Exercise objective: Search the data for the string "title" and gather each line it is in.

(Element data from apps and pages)

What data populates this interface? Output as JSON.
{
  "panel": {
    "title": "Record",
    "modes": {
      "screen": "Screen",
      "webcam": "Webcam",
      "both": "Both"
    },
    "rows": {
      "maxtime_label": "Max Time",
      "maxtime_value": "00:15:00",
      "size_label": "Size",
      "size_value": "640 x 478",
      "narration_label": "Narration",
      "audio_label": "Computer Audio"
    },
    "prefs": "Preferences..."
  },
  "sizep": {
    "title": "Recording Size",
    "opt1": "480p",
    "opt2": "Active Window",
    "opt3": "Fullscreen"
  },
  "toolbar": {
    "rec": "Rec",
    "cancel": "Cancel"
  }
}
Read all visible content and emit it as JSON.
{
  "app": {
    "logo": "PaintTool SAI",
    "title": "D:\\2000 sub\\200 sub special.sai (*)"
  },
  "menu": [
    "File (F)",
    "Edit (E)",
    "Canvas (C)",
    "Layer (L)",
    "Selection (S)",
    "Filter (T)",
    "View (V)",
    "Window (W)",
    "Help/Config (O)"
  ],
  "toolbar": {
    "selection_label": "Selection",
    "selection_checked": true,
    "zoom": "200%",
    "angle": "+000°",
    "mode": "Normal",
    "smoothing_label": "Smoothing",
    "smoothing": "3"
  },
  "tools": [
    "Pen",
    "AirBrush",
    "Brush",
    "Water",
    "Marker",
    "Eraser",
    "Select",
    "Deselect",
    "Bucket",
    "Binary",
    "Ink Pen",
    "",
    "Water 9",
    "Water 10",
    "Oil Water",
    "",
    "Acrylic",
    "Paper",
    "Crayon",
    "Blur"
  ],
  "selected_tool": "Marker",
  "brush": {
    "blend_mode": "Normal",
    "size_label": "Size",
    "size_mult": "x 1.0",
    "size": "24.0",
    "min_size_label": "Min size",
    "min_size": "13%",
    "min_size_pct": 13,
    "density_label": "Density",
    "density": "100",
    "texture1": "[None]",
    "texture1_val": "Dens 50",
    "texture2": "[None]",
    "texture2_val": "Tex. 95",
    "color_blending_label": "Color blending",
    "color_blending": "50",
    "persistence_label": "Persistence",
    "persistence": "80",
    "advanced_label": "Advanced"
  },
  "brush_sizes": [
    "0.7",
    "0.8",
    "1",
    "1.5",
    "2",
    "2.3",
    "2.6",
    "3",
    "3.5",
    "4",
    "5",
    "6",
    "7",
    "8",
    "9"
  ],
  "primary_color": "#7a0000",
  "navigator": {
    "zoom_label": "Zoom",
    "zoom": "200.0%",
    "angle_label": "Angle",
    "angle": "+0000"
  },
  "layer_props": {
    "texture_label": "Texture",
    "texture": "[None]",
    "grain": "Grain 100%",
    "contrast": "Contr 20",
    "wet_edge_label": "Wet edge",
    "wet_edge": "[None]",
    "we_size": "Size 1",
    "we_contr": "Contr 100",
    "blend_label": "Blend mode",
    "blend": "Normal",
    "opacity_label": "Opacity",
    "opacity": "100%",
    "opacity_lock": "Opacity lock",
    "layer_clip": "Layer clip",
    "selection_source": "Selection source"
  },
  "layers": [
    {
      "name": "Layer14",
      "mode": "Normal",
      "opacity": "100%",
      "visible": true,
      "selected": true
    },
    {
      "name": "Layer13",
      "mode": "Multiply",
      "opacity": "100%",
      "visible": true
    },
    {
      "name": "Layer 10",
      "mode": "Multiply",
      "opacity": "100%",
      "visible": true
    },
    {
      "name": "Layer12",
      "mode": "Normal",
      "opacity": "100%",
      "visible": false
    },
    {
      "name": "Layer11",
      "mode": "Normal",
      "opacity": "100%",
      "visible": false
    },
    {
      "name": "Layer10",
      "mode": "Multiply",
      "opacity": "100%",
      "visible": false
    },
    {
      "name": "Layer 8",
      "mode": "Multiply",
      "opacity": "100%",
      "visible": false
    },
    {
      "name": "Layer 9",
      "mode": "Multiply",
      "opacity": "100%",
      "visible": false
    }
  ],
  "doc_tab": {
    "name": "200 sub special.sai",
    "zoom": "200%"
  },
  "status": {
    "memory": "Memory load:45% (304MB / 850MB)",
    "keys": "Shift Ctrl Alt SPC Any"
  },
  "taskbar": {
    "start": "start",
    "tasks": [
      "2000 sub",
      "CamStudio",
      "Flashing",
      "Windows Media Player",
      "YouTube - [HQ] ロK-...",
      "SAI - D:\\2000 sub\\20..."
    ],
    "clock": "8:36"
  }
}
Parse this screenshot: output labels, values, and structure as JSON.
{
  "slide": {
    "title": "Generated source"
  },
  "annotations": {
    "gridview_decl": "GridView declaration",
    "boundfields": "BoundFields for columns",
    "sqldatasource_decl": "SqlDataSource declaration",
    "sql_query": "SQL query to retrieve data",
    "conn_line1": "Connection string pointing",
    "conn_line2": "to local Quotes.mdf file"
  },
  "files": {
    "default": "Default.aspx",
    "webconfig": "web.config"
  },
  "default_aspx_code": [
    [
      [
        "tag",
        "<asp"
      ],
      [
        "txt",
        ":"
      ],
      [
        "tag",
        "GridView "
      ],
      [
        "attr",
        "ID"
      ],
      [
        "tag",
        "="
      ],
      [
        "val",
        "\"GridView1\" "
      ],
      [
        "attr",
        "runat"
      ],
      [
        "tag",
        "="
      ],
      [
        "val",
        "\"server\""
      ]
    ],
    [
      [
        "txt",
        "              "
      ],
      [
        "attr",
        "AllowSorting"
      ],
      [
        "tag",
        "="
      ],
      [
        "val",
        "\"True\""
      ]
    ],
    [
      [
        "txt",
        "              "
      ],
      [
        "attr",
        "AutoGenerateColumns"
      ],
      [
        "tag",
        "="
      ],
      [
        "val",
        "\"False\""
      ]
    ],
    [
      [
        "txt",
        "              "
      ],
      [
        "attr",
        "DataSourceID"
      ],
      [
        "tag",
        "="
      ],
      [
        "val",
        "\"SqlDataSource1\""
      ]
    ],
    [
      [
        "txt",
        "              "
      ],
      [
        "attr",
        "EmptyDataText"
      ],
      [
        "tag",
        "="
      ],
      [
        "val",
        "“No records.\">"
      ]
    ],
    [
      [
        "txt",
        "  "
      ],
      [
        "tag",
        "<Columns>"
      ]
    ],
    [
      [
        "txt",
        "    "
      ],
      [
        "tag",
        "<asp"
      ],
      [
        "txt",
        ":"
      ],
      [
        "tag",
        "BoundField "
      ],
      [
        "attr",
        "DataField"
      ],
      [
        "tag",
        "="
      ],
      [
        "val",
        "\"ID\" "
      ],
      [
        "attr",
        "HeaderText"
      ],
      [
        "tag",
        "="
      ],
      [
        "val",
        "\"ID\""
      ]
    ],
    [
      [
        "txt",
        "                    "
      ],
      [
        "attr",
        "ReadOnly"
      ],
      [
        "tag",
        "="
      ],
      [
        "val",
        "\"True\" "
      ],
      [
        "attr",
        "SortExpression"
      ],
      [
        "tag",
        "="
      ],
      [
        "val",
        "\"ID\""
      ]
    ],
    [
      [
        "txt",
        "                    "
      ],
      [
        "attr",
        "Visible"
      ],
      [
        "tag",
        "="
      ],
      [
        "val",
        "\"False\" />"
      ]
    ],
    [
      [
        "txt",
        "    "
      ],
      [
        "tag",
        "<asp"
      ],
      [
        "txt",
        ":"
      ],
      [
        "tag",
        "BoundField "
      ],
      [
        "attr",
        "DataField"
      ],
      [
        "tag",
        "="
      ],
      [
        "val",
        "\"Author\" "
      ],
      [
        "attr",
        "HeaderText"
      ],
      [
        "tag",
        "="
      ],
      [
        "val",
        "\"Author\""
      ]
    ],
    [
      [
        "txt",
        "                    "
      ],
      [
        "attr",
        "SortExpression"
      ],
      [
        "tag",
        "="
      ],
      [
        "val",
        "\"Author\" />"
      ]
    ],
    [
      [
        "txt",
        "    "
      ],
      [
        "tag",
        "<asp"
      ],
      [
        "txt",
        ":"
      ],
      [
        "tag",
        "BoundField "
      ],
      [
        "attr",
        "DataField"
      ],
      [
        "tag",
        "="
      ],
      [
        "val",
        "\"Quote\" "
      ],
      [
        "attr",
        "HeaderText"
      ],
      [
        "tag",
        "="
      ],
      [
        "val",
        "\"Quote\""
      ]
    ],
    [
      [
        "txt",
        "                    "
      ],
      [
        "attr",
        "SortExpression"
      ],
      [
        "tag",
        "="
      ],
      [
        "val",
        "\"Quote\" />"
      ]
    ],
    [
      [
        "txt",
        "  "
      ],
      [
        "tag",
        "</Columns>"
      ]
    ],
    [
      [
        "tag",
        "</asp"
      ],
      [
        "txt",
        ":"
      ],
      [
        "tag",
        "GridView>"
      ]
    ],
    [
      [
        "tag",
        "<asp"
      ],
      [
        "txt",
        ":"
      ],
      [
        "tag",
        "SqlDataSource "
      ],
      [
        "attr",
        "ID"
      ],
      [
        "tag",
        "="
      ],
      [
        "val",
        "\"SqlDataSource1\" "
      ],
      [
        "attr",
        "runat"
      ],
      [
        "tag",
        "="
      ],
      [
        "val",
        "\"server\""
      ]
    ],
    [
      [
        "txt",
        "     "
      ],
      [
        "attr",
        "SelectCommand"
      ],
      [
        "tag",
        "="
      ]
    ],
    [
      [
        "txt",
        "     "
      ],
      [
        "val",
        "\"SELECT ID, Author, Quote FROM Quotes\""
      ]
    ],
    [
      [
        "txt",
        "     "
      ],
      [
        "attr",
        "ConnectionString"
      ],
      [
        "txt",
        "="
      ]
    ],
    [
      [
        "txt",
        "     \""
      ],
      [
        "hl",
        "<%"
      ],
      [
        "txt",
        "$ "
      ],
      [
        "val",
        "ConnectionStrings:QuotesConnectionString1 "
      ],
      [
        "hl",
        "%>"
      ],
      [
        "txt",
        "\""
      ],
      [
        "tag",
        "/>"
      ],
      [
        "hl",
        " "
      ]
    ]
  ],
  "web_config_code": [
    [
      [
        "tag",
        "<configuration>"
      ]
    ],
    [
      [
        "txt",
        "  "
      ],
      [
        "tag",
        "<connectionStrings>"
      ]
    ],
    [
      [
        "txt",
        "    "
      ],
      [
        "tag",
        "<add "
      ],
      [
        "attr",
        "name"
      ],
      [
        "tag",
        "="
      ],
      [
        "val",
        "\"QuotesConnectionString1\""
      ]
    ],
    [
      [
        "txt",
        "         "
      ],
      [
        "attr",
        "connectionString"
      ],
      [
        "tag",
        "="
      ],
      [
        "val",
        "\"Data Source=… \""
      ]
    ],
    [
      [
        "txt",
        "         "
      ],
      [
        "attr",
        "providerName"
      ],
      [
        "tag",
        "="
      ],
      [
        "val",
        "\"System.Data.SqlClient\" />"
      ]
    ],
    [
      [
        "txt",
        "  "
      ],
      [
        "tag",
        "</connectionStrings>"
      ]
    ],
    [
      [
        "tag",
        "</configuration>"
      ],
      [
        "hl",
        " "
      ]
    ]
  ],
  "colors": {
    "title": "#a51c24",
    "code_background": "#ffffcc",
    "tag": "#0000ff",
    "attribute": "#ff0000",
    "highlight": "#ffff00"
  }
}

Exercise response:
    "title": "Record",
    "title": "Recording Size",
    "title": "D:\\2000 sub\\200 sub special.sai (*)"
    "title": "Generated source"
    "title": "#a51c24",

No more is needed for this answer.